Let’s be clear about one thing: Whenever any halfway organized animal welfare group raises concerns about alleged abuse, the ultimate goal is to eliminate whatever practice or industry sector is under attack. The movement’s end point isn’t reform, it’s elimination.
These examples demonstrate how they move toward that goal.
First, activists pick a target that doesn’t enjoy a lot of support from the public. For example, how many people attend rodeos on an annual basis? And how many of the spectators who do purchase tickets are diehard fans who live for the sport? Not many, which makes campaigns against the alleged abuse of calves, bulls and horses a perfect target for the activists.
At the Canadian Finals Rodeo in Edmonton, Alberta, which concluded last Saturday, the animal rights group Voice for Animals Humane Society took direct aim at calf roping, which they managed to portray to the media as “a controversial staple at rodeos across the country.”
Executive Director Tove Reece told the Global News service that getting rid of tie-down roping would be a good place to start “reforming” rodeos.
“You’ve got a tiny little calf running at full speed being lassoed by some big cowboy on a horse,” Reece said. “We consider it the worst event at the rodeo.”
Ralph Murray, CFR Animal Welfare and Safety Officer, offered a weak response that tie-down roping is “part of cowboy life,” with competitors being mostly ranchers who do it routinely out on rangeland.
That reply doesn’t exactly crush the opposition, and rodeo protesters over the last several years have forced changes in how events like the chuckwagon races at Canada’s famed Calgary Stampede are conducted. And this is guaranteed: The protests will continue, with more and greater demands for “safety” leading to what activists ultimately want: A drop-off in attendance significant enough to eventually force the cancellation of rodeos altogether.

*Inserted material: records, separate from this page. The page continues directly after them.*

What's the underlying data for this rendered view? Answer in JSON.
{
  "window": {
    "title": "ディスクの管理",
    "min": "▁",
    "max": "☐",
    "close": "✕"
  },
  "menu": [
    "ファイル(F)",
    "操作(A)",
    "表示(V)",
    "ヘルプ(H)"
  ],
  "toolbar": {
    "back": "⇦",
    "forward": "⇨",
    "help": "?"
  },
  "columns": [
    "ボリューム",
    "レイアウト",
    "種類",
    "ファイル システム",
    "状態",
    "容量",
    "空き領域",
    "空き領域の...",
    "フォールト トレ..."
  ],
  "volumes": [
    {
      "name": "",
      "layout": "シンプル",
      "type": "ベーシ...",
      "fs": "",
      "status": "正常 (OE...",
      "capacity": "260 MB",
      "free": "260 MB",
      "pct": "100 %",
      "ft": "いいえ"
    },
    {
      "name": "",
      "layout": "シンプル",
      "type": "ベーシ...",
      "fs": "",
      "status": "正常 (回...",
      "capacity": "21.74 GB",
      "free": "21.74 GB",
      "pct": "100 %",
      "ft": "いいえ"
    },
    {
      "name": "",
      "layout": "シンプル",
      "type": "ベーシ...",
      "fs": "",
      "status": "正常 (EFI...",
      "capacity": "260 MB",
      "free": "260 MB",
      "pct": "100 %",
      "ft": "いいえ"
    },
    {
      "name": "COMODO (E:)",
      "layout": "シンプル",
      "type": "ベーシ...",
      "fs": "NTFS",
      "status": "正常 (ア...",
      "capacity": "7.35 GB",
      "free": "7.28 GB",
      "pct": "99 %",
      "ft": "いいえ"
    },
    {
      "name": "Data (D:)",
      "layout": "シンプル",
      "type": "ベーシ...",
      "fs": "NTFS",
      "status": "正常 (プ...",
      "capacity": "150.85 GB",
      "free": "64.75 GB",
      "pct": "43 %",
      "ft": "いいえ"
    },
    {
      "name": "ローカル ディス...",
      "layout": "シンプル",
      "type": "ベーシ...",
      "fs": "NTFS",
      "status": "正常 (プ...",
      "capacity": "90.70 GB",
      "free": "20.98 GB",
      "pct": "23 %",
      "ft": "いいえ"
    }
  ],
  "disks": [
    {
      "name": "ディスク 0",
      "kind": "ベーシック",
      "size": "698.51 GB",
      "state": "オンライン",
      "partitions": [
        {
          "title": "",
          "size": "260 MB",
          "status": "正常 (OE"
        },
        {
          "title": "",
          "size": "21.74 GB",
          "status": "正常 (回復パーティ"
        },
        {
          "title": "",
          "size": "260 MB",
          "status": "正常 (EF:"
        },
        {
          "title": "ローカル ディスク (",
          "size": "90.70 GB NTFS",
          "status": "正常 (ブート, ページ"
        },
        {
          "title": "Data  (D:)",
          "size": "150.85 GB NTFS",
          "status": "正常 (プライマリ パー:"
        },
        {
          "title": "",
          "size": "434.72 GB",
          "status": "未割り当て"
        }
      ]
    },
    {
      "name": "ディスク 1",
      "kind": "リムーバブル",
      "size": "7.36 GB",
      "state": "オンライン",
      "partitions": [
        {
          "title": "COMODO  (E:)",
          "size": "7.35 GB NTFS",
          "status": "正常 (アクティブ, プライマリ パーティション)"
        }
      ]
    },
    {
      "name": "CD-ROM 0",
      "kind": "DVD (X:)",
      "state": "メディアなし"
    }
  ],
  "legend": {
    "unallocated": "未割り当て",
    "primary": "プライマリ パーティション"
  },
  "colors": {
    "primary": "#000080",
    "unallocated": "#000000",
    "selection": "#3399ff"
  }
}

On the other hand, what would be the impact of similar protests against the use of live animals as college football mascots? Can you imagine a campaign aimed at banning the appearance of horses, such as USC’s mounted Trojan warrior or other university mascots on horseback, such as Florida State, Texas Tech or Texas A&M? Or how about a protest aimed at banning Oklahoma University’s Sooner Schooner chuckwagon that races across the field at home games?